What is Private Equity?
By J.D. Foster, Ph.D. @ The Heritage Foundation (May 23, 2012)
Private equity firms buy companies. But not just any companies. They don’t buy flourishing companies at peak prices. There’s no profit there. Private equity firms buy companies that are failing or substantially underperforming for some reason—companies with managements that lack the knowledge or capacity, financial, managerial, or otherwise, to turn the companies around. Private equity firms often have that knowledge and capacity.
Because a company bought by a private equity firm is often struggling, the sale price is often fairly low. After all, no one can get a high price for a company heading for mediocrity or closure. And if the private equity firm can use its own expertise and resources to heal the company, then after a few years the company is sold again for a profit.

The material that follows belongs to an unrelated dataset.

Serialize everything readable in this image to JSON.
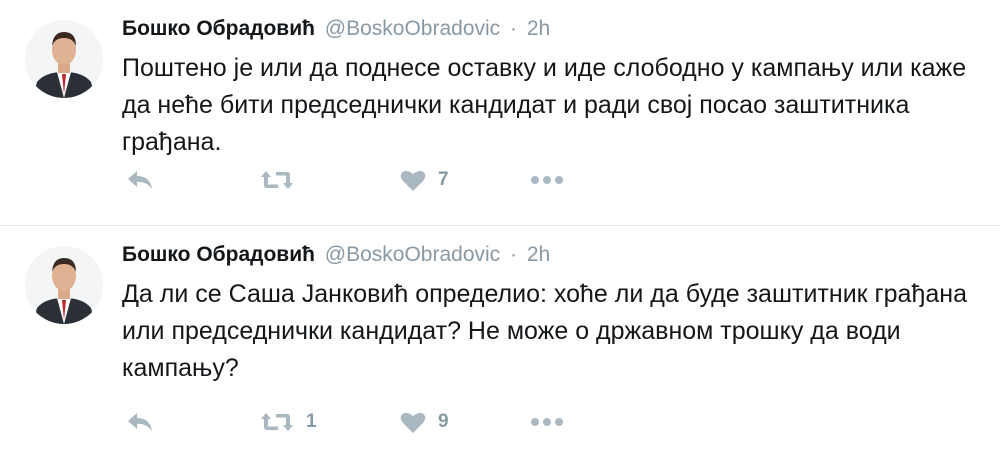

Maybe the problem is old production methods and a lack of expertise about state-of-the-art processes. Maybe the product line is cluttered but management can’t decide what to keep and what to drop. Maybe the management systems prevent timely decision making. Maybe the company’s financial structure is unsound. In some cases, there may be too many employees or, more often, the wrong employees in terms of skills and aptitudes. Whatever the problems, if under the flaws remains something of real value, then with the right tools, that value can be brought to the surface again. Private equity provides those tools.
Another distinguishing feature of private equity firms is that they raise their own capital. They are primarily risking their own money. However, private equity firms are generally not buy-and-hold investors. They buy, fix, and sell. And when they get it right, the company is better positioned to grow and create new jobs, and the private equity firms can make a lot of money.
But they don’t always make money. Sometimes the company’s problems run too deep, so a company destined for closure still winds up closed. This is a risky businesses, and risk means not just that the profits are uncertain but that losses are occasionally inevitable.